▶ REQUIREMENT
Work out how many lines in the entries below contain the string "says". Reply with that figure alone.

(Records from a data source)
==================================================
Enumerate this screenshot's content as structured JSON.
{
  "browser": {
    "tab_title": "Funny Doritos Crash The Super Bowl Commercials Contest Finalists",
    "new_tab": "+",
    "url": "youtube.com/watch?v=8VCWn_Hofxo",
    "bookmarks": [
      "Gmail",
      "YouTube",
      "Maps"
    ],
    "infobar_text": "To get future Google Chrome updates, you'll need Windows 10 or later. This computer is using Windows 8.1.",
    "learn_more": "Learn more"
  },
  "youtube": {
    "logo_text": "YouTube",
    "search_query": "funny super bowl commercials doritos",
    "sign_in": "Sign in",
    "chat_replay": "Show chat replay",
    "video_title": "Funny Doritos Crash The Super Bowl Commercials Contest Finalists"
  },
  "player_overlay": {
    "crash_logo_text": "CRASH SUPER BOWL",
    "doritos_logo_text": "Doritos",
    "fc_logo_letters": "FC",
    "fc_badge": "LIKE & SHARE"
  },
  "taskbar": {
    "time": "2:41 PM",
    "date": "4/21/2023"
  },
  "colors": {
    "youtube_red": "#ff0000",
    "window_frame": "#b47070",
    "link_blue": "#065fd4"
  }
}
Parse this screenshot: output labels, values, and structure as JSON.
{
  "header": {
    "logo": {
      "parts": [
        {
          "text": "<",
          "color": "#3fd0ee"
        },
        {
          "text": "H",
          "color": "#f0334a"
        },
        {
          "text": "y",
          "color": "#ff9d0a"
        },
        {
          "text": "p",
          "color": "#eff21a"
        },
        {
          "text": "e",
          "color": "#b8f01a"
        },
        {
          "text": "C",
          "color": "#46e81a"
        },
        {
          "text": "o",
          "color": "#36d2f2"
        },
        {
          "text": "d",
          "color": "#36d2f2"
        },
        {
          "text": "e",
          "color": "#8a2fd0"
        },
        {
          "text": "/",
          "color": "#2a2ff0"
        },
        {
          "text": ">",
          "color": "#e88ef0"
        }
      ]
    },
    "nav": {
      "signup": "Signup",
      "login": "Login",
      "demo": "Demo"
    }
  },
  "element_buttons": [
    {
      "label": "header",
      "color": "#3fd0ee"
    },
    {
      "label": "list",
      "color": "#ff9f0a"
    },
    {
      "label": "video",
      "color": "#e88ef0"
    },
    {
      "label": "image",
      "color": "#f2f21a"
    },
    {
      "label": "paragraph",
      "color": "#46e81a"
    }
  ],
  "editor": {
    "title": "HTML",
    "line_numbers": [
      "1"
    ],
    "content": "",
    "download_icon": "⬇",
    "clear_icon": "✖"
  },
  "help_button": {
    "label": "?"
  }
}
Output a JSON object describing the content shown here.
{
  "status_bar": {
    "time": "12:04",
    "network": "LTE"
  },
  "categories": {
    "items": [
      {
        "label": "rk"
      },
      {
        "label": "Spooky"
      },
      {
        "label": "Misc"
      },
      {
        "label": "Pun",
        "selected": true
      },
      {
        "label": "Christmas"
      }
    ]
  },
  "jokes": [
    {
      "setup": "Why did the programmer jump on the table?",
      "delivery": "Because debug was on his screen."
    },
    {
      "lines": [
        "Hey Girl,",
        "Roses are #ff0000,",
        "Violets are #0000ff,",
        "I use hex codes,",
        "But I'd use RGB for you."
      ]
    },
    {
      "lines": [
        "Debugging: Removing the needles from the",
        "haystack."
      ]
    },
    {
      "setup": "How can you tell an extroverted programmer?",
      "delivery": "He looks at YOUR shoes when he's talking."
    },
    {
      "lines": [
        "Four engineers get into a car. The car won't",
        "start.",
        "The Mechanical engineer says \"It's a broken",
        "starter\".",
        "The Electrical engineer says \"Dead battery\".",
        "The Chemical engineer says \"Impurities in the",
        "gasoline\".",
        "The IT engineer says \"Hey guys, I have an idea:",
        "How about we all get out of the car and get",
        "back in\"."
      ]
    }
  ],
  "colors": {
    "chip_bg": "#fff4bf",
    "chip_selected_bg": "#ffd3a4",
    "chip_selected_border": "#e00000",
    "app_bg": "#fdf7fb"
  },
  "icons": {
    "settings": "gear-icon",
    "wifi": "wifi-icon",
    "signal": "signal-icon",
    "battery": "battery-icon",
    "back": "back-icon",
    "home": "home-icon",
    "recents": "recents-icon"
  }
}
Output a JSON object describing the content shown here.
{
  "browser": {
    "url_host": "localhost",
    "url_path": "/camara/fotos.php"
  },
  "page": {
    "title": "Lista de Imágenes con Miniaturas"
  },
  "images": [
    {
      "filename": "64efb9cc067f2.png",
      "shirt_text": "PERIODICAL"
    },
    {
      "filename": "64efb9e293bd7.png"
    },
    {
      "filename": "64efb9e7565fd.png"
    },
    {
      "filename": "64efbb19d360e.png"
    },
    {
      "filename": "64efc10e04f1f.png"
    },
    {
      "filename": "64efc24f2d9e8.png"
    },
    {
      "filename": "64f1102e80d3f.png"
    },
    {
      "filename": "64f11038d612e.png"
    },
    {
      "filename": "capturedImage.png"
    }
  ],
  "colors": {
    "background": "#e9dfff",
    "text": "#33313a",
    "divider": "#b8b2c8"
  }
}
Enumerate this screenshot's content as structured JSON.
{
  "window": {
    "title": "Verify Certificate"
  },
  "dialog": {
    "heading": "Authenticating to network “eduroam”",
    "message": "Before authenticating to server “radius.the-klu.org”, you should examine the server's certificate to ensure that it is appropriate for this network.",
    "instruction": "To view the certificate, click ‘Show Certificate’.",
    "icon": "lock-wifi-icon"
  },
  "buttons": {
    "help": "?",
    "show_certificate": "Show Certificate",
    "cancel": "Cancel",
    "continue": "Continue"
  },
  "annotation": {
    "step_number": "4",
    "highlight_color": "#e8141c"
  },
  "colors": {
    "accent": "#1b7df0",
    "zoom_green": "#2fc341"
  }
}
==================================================
▶ EXPECTED ANSWER
4